WORK REQUEST: Check every line below for the string "JSON", and copy the lines that contain it.

***** EXERCISE INPUT

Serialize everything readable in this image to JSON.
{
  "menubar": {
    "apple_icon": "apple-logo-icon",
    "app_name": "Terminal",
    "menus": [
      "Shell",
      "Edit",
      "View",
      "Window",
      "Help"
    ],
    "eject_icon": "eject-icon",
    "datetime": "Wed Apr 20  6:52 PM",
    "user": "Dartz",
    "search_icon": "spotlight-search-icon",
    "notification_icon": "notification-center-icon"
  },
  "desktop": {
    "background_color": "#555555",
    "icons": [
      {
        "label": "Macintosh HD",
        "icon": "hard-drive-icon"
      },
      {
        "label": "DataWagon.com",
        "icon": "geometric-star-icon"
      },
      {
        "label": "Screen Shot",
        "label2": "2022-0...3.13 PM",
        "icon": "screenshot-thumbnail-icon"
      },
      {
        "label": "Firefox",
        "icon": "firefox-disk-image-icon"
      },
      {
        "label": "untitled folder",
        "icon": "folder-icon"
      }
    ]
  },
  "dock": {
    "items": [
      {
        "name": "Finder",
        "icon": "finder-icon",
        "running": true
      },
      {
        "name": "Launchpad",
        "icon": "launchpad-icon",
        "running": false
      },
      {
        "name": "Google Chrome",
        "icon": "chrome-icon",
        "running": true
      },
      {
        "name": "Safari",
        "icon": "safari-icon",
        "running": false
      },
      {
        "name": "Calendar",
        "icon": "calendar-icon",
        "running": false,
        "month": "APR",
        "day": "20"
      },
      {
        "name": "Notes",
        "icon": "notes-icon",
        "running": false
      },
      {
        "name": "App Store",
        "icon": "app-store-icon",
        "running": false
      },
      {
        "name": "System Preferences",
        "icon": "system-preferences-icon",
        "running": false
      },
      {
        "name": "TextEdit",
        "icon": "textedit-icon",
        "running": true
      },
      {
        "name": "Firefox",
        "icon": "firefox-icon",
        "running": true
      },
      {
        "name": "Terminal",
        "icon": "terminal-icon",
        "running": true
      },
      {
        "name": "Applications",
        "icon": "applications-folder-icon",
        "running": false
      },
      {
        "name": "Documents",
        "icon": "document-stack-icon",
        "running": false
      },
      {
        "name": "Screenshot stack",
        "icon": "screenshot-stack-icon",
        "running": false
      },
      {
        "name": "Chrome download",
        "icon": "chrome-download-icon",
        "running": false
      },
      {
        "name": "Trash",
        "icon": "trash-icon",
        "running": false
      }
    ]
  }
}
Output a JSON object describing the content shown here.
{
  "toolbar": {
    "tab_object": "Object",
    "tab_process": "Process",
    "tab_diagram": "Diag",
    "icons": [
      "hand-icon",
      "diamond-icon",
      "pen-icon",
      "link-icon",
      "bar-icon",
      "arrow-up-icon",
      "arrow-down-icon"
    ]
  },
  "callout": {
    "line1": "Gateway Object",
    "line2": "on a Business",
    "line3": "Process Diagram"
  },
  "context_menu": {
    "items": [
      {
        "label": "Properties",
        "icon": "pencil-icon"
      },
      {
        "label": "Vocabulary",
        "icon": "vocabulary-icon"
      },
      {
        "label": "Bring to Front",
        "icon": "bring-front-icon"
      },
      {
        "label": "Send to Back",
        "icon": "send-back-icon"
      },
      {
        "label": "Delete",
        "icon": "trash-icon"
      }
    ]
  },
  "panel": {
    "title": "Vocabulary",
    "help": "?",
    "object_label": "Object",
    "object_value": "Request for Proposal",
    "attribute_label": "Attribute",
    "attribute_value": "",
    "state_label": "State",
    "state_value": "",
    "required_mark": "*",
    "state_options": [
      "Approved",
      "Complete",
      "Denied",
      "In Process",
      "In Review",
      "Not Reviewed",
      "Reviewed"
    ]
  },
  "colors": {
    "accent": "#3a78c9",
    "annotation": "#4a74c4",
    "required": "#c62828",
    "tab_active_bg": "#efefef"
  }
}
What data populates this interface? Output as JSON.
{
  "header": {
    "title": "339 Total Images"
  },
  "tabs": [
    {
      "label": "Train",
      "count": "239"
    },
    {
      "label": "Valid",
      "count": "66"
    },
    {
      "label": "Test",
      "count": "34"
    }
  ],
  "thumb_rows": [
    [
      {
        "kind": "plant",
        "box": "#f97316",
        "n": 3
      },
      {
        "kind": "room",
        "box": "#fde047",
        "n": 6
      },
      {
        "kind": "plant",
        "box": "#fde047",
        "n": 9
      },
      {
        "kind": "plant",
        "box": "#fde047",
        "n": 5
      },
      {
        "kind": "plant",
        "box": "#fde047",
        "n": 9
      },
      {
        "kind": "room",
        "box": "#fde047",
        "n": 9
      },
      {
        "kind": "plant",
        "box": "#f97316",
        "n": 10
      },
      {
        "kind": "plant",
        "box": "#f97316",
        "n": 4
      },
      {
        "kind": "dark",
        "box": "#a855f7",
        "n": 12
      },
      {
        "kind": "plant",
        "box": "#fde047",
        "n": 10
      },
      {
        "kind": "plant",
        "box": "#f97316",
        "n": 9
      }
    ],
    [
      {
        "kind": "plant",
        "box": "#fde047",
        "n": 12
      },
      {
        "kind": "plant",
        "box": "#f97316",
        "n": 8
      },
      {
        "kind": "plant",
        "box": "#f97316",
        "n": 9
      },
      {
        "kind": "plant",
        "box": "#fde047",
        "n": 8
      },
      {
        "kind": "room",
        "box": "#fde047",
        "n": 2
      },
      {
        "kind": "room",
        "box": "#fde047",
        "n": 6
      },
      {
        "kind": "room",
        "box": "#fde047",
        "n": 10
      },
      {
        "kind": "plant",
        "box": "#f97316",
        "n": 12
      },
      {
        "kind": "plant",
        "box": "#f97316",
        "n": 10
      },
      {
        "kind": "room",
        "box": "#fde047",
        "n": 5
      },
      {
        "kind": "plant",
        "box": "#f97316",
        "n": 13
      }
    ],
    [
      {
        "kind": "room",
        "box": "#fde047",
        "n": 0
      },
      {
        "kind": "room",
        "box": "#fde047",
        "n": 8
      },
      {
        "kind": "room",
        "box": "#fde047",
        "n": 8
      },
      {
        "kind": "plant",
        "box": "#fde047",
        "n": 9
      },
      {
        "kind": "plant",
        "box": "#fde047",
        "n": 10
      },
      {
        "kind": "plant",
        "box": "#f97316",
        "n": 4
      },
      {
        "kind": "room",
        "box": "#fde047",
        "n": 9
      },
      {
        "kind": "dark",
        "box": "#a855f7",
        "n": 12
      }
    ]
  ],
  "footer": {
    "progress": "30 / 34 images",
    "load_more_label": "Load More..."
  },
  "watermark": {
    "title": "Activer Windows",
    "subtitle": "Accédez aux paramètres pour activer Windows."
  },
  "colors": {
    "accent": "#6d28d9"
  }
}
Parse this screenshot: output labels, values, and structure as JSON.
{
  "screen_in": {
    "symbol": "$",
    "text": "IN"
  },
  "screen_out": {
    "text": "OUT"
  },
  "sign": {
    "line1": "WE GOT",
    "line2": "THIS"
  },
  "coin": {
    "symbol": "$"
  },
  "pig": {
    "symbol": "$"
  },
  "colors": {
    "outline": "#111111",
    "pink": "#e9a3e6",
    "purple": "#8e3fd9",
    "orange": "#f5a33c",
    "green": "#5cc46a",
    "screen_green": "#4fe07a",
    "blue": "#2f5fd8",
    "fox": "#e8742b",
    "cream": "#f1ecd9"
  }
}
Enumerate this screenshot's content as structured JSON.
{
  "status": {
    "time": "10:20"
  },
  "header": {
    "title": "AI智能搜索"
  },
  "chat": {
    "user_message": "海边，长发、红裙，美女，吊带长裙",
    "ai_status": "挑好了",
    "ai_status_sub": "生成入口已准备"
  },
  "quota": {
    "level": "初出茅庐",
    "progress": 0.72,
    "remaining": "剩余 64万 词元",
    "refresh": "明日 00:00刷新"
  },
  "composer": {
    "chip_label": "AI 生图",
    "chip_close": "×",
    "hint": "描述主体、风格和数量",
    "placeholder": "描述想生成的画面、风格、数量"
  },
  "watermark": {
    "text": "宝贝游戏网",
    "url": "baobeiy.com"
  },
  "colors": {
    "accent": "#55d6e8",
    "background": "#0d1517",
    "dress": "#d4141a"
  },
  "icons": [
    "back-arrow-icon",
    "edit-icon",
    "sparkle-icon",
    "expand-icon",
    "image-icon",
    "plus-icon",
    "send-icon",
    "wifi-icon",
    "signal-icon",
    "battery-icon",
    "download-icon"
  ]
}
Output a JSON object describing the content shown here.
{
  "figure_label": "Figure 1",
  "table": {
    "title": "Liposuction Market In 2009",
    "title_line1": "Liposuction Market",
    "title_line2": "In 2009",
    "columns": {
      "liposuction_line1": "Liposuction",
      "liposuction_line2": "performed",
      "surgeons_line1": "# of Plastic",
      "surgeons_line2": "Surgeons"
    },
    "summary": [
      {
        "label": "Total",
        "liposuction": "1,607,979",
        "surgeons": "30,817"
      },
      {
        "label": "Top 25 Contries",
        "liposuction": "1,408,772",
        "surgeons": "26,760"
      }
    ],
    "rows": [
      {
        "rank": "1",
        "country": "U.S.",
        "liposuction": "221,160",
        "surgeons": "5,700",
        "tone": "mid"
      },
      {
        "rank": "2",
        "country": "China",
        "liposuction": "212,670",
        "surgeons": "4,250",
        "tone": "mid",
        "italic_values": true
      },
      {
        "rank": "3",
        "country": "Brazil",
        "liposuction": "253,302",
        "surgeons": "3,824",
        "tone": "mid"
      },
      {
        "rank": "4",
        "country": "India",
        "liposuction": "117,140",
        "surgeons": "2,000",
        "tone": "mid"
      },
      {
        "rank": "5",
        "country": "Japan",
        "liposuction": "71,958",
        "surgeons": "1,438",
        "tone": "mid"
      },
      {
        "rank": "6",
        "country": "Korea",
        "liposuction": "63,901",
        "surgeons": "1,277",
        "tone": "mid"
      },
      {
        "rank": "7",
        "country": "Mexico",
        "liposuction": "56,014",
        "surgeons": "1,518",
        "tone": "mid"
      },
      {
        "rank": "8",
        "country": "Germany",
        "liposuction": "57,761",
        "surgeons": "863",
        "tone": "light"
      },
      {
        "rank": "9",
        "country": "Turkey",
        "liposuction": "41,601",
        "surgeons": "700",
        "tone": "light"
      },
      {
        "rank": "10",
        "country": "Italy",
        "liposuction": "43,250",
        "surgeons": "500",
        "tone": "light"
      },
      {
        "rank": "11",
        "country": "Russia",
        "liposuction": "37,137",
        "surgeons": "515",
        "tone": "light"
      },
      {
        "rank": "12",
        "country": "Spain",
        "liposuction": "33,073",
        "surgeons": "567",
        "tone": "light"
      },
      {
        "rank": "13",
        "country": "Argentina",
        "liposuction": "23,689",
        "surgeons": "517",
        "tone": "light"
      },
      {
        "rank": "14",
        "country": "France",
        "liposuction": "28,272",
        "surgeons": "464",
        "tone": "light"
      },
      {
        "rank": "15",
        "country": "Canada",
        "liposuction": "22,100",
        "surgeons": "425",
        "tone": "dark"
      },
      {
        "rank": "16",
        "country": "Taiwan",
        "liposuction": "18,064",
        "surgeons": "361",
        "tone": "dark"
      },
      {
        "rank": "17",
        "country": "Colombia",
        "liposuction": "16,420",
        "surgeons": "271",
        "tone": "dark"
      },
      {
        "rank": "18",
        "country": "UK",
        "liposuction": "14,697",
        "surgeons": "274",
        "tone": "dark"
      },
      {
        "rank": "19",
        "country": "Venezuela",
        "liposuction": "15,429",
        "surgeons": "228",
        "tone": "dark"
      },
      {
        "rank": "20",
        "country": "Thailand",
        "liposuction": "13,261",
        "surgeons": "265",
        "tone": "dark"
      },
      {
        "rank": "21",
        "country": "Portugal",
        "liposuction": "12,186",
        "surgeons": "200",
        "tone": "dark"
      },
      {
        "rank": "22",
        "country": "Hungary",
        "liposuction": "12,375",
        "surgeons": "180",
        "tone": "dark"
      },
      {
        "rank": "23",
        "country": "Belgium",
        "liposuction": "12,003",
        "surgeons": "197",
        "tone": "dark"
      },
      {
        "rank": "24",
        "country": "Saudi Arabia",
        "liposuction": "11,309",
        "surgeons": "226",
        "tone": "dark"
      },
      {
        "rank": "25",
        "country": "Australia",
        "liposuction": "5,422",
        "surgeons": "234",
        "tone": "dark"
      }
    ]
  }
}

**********

RESPONSE TO THE EXERCISE:
Serialize everything readable in this image to JSON.
Output a JSON object describing the content shown here.
What data populates this interface? Output as JSON.
Parse this screenshot: output labels, values, and structure as JSON.
Enumerate this screenshot's content as structured JSON.
Output a JSON object describing the content shown here.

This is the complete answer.